___ Given records

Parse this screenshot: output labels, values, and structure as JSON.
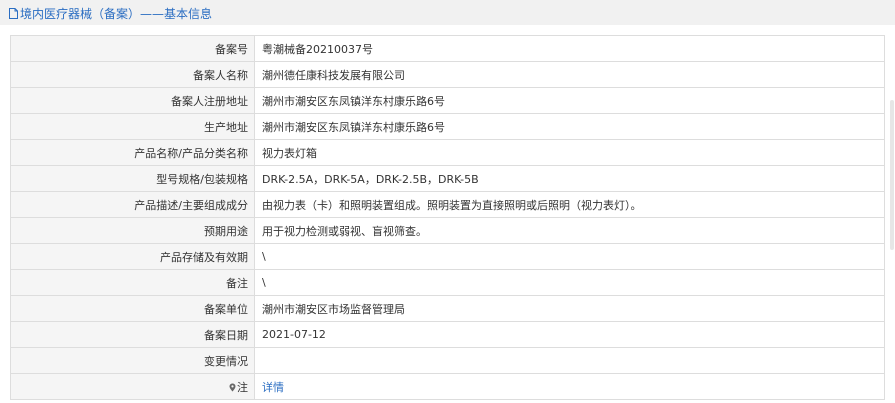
{
  "header": {
    "title": "境内医疗器械（备案）——基本信息",
    "icon": "document-icon"
  },
  "rows": [
    {
      "label": "备案号",
      "value": "粤潮械备20210037号"
    },
    {
      "label": "备案人名称",
      "value": "潮州德任康科技发展有限公司"
    },
    {
      "label": "备案人注册地址",
      "value": "潮州市潮安区东凤镇洋东村康乐路6号"
    },
    {
      "label": "生产地址",
      "value": "潮州市潮安区东凤镇洋东村康乐路6号"
    },
    {
      "label": "产品名称/产品分类名称",
      "value": "视力表灯箱"
    },
    {
      "label": "型号规格/包装规格",
      "value": "DRK-2.5A，DRK-5A，DRK-2.5B，DRK-5B"
    },
    {
      "label": "产品描述/主要组成成分",
      "value": "由视力表（卡）和照明装置组成。照明装置为直接照明或后照明（视力表灯）。"
    },
    {
      "label": "预期用途",
      "value": "用于视力检测或弱视、盲视筛查。"
    },
    {
      "label": "产品存储及有效期",
      "value": "\\"
    },
    {
      "label": "备注",
      "value": "\\"
    },
    {
      "label": "备案单位",
      "value": "潮州市潮安区市场监督管理局"
    },
    {
      "label": "备案日期",
      "value": "2021-07-12"
    },
    {
      "label": "变更情况",
      "value": ""
    }
  ],
  "note_row": {
    "label": "注",
    "icon": "pin-icon",
    "link": "详情"
  },
  "colors": {
    "accent": "#2a6dc2",
    "label_bg": "#f5f5f5",
    "border": "#dddddd",
    "header_bg": "#f1f1f1"
  }
}
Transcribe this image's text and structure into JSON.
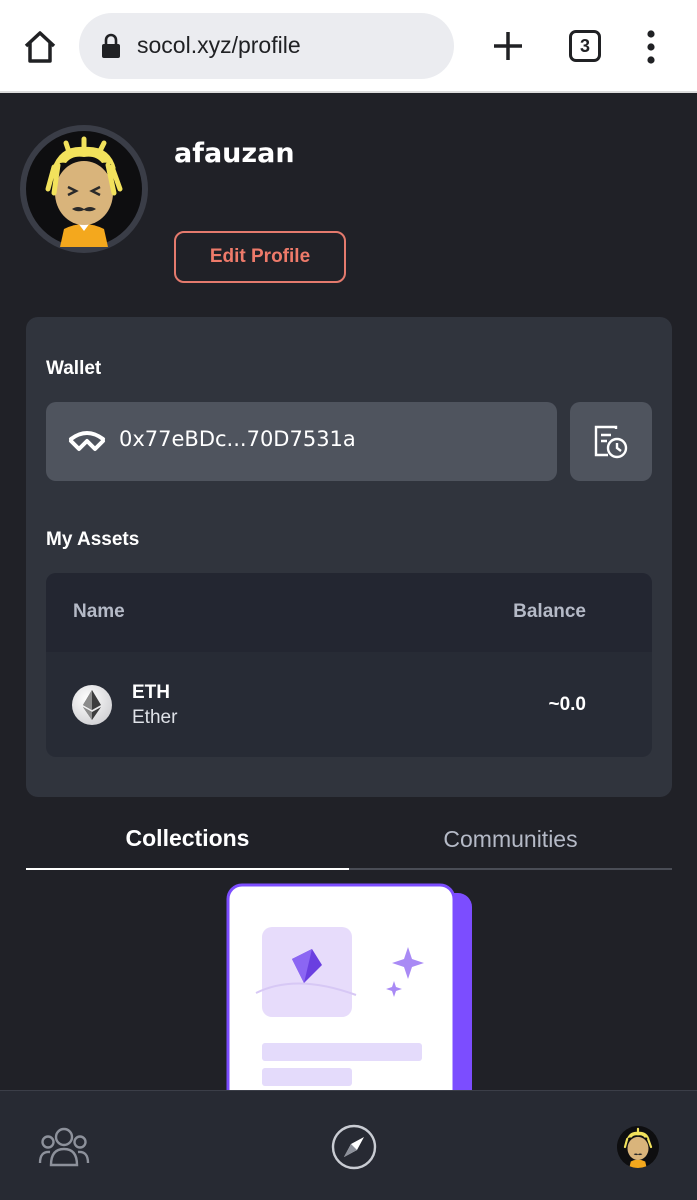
{
  "browser": {
    "url": "socol.xyz/profile",
    "tab_count": "3"
  },
  "profile": {
    "username": "afauzan",
    "edit_label": "Edit Profile"
  },
  "wallet": {
    "label": "Wallet",
    "address": "0x77eBDc...70D7531a"
  },
  "assets": {
    "label": "My Assets",
    "columns": [
      "Name",
      "Balance"
    ],
    "rows": [
      {
        "symbol": "ETH",
        "name": "Ether",
        "balance": "~0.0"
      }
    ]
  },
  "tabs": [
    {
      "label": "Collections",
      "active": true
    },
    {
      "label": "Communities",
      "active": false
    }
  ],
  "colors": {
    "accent": "#ee7a6a",
    "background": "#202127",
    "card": "#30343d",
    "illustration_purple": "#7c4dff"
  }
}
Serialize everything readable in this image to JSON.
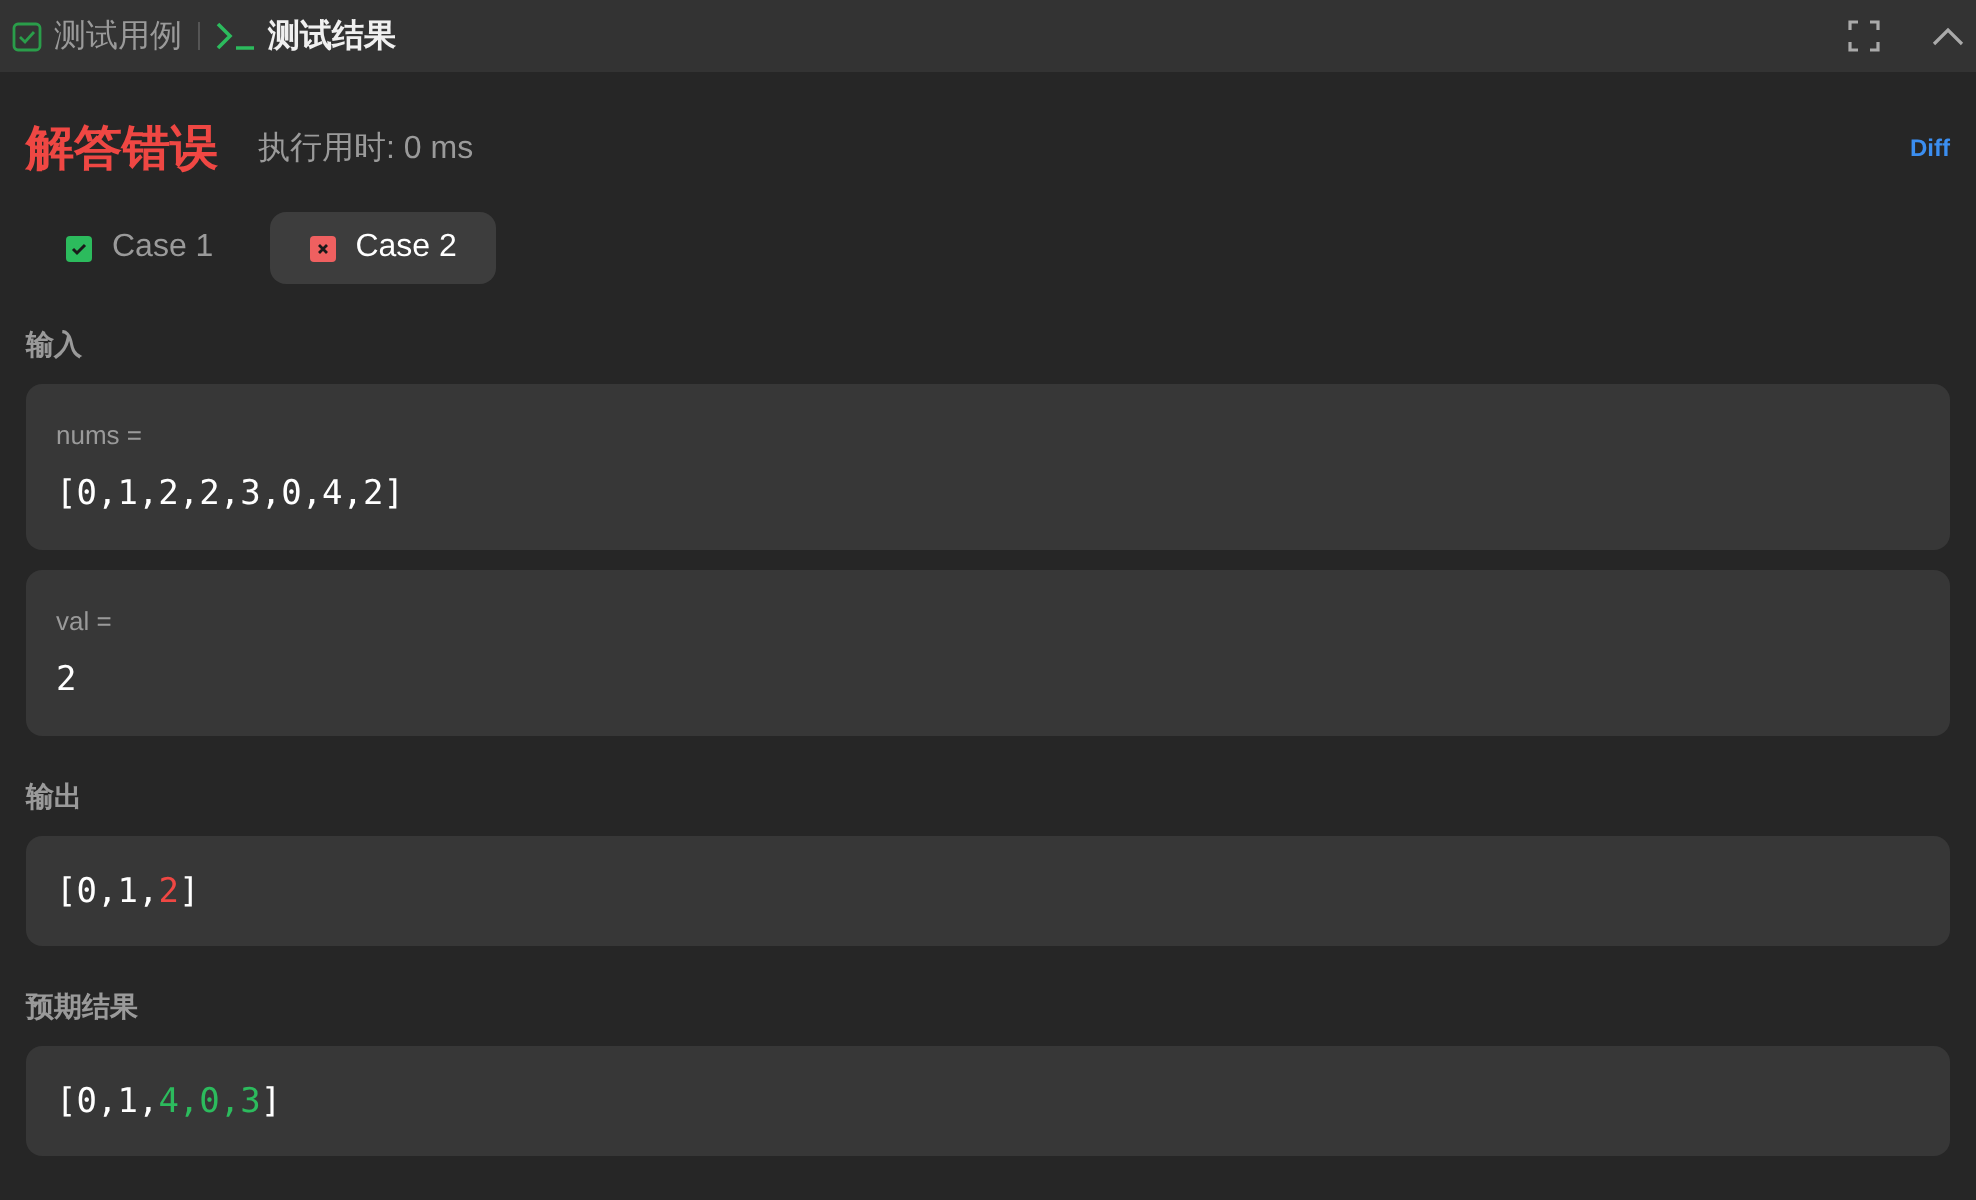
{
  "header": {
    "tabs": [
      {
        "label": "测试用例",
        "kind": "testcase",
        "selected": false
      },
      {
        "label": "测试结果",
        "kind": "result",
        "selected": true
      }
    ]
  },
  "result": {
    "status": "解答错误",
    "accepted": false,
    "runtime": "执行用时: 0 ms",
    "diff": "Diff"
  },
  "cases": [
    {
      "label": "Case 1",
      "passed": true,
      "selected": false
    },
    {
      "label": "Case 2",
      "passed": false,
      "selected": true
    }
  ],
  "input": {
    "title": "输入",
    "params": [
      {
        "name": "nums =",
        "value": "[0,1,2,2,3,0,4,2]"
      },
      {
        "name": "val =",
        "value": "2"
      }
    ]
  },
  "output": {
    "title": "输出",
    "segments": [
      {
        "text": "[0,1,",
        "kind": "plain"
      },
      {
        "text": "2",
        "kind": "removed"
      },
      {
        "text": "]",
        "kind": "plain"
      }
    ]
  },
  "expected": {
    "title": "预期结果",
    "segments": [
      {
        "text": "[0,1,",
        "kind": "plain"
      },
      {
        "text": "4,0,3",
        "kind": "added"
      },
      {
        "text": "]",
        "kind": "plain"
      }
    ]
  }
}
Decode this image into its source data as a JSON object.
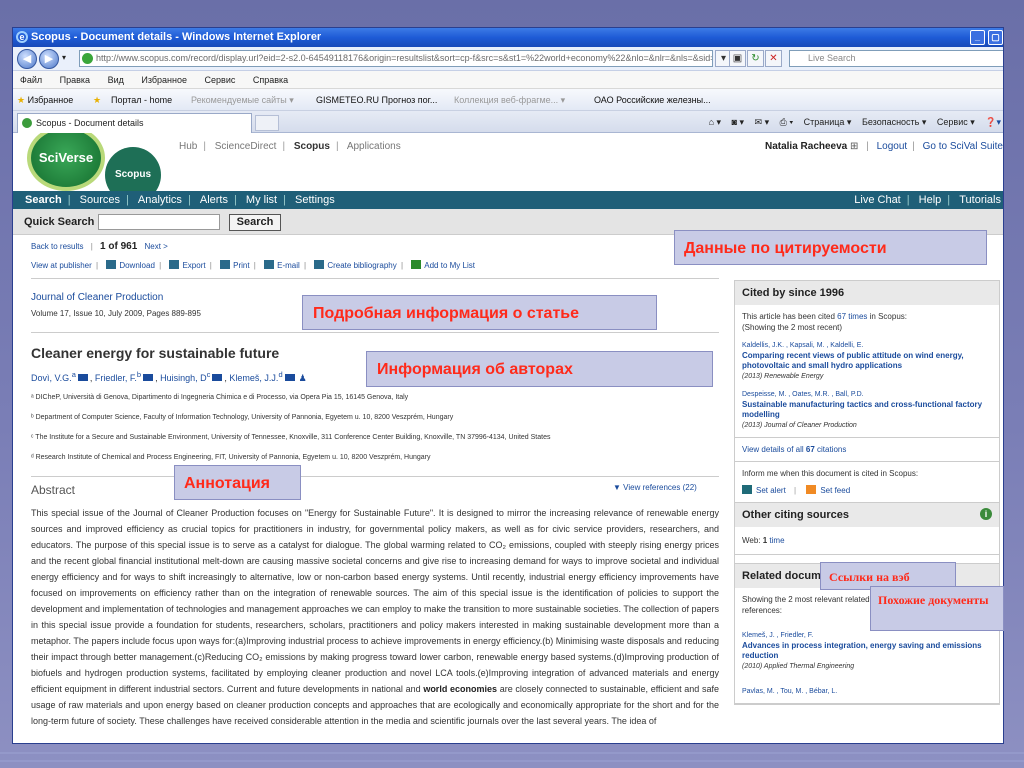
{
  "window": {
    "title": "Scopus - Document details - Windows Internet Explorer",
    "url": "http://www.scopus.com/record/display.url?eid=2-s2.0-64549118176&origin=resultslist&sort=cp-f&src=s&st1=%22world+economy%22&nlo=&nlr=&nls=&sid=",
    "live_search_placeholder": "Live Search"
  },
  "menu": [
    "Файл",
    "Правка",
    "Вид",
    "Избранное",
    "Сервис",
    "Справка"
  ],
  "favorites": {
    "label": "Избранное",
    "items": [
      "Портал - home",
      "Рекомендуемые сайты ▾",
      "GISMETEO.RU Прогноз пог...",
      "Коллекция веб-фрагме... ▾",
      "ОАО Российские железны..."
    ]
  },
  "tab": {
    "label": "Scopus - Document details"
  },
  "commands": [
    "Страница ▾",
    "Безопасность ▾",
    "Сервис ▾"
  ],
  "site": {
    "logo_main": "SciVerse",
    "logo_sub": "Scopus",
    "top_links": [
      "Hub",
      "ScienceDirect",
      "Scopus",
      "Applications"
    ],
    "user": "Natalia Racheeva",
    "logout": "Logout",
    "scival": "Go to SciVal Suite",
    "nav": [
      "Search",
      "Sources",
      "Analytics",
      "Alerts",
      "My list",
      "Settings"
    ],
    "nav_right": [
      "Live Chat",
      "Help",
      "Tutorials"
    ],
    "quick_search_label": "Quick Search",
    "search_button": "Search"
  },
  "doc": {
    "back": "Back to results",
    "position": "1 of 961",
    "next": "Next >",
    "actions": [
      "View at publisher",
      "Download",
      "Export",
      "Print",
      "E-mail",
      "Create bibliography",
      "Add to My List"
    ],
    "journal": "Journal of Cleaner Production",
    "volume": "Volume 17, Issue 10, July 2009, Pages 889-895",
    "title": "Cleaner energy for sustainable future",
    "authors": [
      {
        "name": "Dovì, V.G.",
        "sup": "a"
      },
      {
        "name": "Friedler, F.",
        "sup": "b"
      },
      {
        "name": "Huisingh, D",
        "sup": "c"
      },
      {
        "name": "Klemeš, J.J.",
        "sup": "d"
      }
    ],
    "affiliations": [
      "ᵃ DICheP, Università di Genova, Dipartimento di Ingegneria Chimica e di Processo, via Opera Pia 15, 16145 Genova, Italy",
      "ᵇ Department of Computer Science, Faculty of Information Technology, University of Pannonia, Egyetem u. 10, 8200 Veszprém, Hungary",
      "ᶜ The Institute for a Secure and Sustainable Environment, University of Tennessee, Knoxville, 311 Conference Center Building, Knoxville, TN 37996-4134, United States",
      "ᵈ Research Institute of Chemical and Process Engineering, FIT, University of Pannonia, Egyetem u. 10, 8200 Veszprém, Hungary"
    ],
    "abstract_heading": "Abstract",
    "view_references": "View references (22)",
    "abstract_p1": "This special issue of the Journal of Cleaner Production focuses on \"Energy for Sustainable Future\". It is designed to mirror the increasing relevance of renewable energy sources and improved efficiency as crucial topics for practitioners in industry, for governmental policy makers, as well as for civic service providers, researchers, and educators. The purpose of this special issue is to serve as a catalyst for dialogue. The global warming related to CO₂ emissions, coupled with steeply rising energy prices and the recent global financial institutional melt-down are causing massive societal concerns and give rise to increasing demand for ways to improve societal and individual energy efficiency and for ways to shift increasingly to alternative, low or non-carbon based energy systems. Until recently, industrial energy efficiency improvements have focused on improvements on efficiency rather than on the integration of renewable sources. The aim of this special issue is the identification of policies to support the development and implementation of technologies and management approaches we can employ to make the transition to more sustainable societies. The collection of papers in this special issue provide a foundation for students, researchers, scholars, practitioners and policy makers interested in making sustainable development more than a metaphor. The papers include focus upon ways for:(a)Improving industrial process to achieve improvements in energy efficiency.(b) Minimising waste disposals and reducing their impact through better management.(c)Reducing CO₂ emissions by making progress toward lower carbon, renewable energy based systems.(d)Improving production of biofuels and hydrogen production systems, facilitated by employing cleaner production and novel LCA tools.(e)Improving integration of advanced materials and energy efficient equipment in different industrial sectors. Current and future developments in national and ",
    "abstract_bold": "world economies",
    "abstract_p2": " are closely connected to sustainable, efficient and safe usage of raw materials and upon energy based on cleaner production concepts and approaches that are ecologically and economically appropriate for the short and for the long-term future of society. These challenges have received considerable attention in the media and scientific journals over the last several years. The idea of"
  },
  "sidebar": {
    "cited_heading": "Cited by since 1996",
    "cited_text_a": "This article has been cited ",
    "cited_count": "67 times",
    "cited_text_b": " in Scopus:",
    "cited_showing": "(Showing the 2 most recent)",
    "citations": [
      {
        "authors": "Kaldellis, J.K. , Kapsali, M. , Kaldelli, E.",
        "title": "Comparing recent views of public attitude on wind energy, photovoltaic and small hydro applications",
        "source": "(2013) Renewable Energy"
      },
      {
        "authors": "Despeisse, M. , Oates, M.R. , Ball, P.D.",
        "title": "Sustainable manufacturing tactics and cross-functional factory modelling",
        "source": "(2013) Journal of Cleaner Production"
      }
    ],
    "view_all_a": "View details of all ",
    "view_all_count": "67",
    "view_all_b": " citations",
    "inform": "Inform me when this document is cited in Scopus:",
    "set_alert": "Set alert",
    "set_feed": "Set feed",
    "other_heading": "Other citing sources",
    "web_label": "Web: ",
    "web_count": "1",
    "web_time": " time",
    "related_heading": "Related documents",
    "related_text": "Showing the 2 most relevant related documents by all shared references:",
    "related": [
      {
        "authors": "Klemeš, J. , Friedler, F.",
        "title": "Advances in process integration, energy saving and emissions reduction",
        "source": "(2010) Applied Thermal Engineering"
      },
      {
        "authors": "Pavlas, M. , Tou, M. , Bébar, L.",
        "title": "",
        "source": ""
      }
    ]
  },
  "annotations": {
    "citation_data": "Данные по цитируемости",
    "article_info": "Подробная информация о статье",
    "author_info": "Информация об авторах",
    "abstract": "Аннотация",
    "web_links": "Ссылки на вэб",
    "similar_docs": "Похожие документы"
  },
  "colors": {
    "link": "#1a4b9c",
    "nav": "#1f5f78",
    "annotation_text": "#ff2a1a",
    "titlebar": "#1e5bd6"
  }
}
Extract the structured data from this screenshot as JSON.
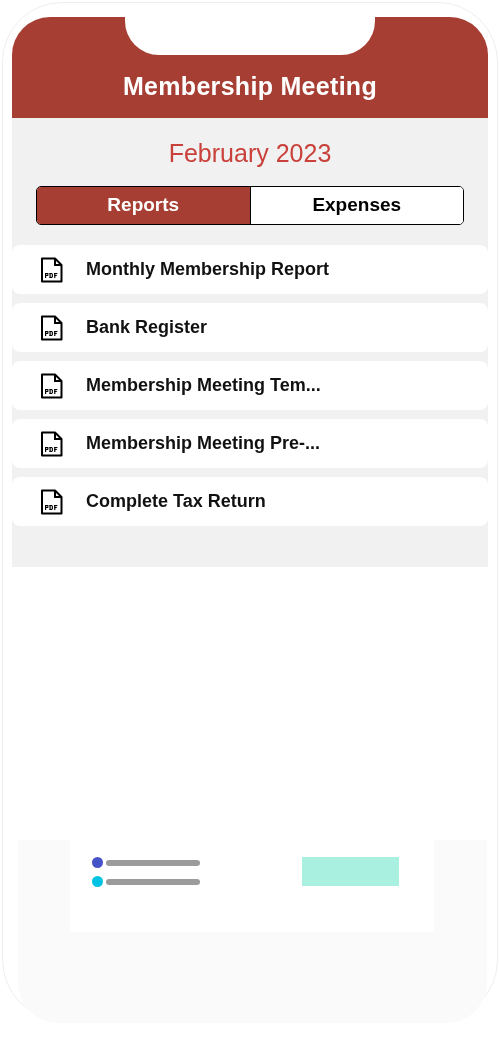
{
  "header": {
    "title": "Membership Meeting"
  },
  "period": "February 2023",
  "tabs": [
    {
      "label": "Reports",
      "selected": true
    },
    {
      "label": "Expenses",
      "selected": false
    }
  ],
  "documents": [
    {
      "name": "Monthly Membership Report"
    },
    {
      "name": "Bank Register"
    },
    {
      "name": "Membership Meeting Tem..."
    },
    {
      "name": "Membership Meeting Pre-..."
    },
    {
      "name": "Complete Tax Return"
    }
  ],
  "preview_card": {
    "rows": [
      {
        "color": "#4652c8"
      },
      {
        "color": "#00c3e3"
      }
    ]
  }
}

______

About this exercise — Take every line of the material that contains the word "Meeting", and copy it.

Result below —
    "title": "Membership Meeting"
      "name": "Membership Meeting Tem..."
      "name": "Membership Meeting Pre-..."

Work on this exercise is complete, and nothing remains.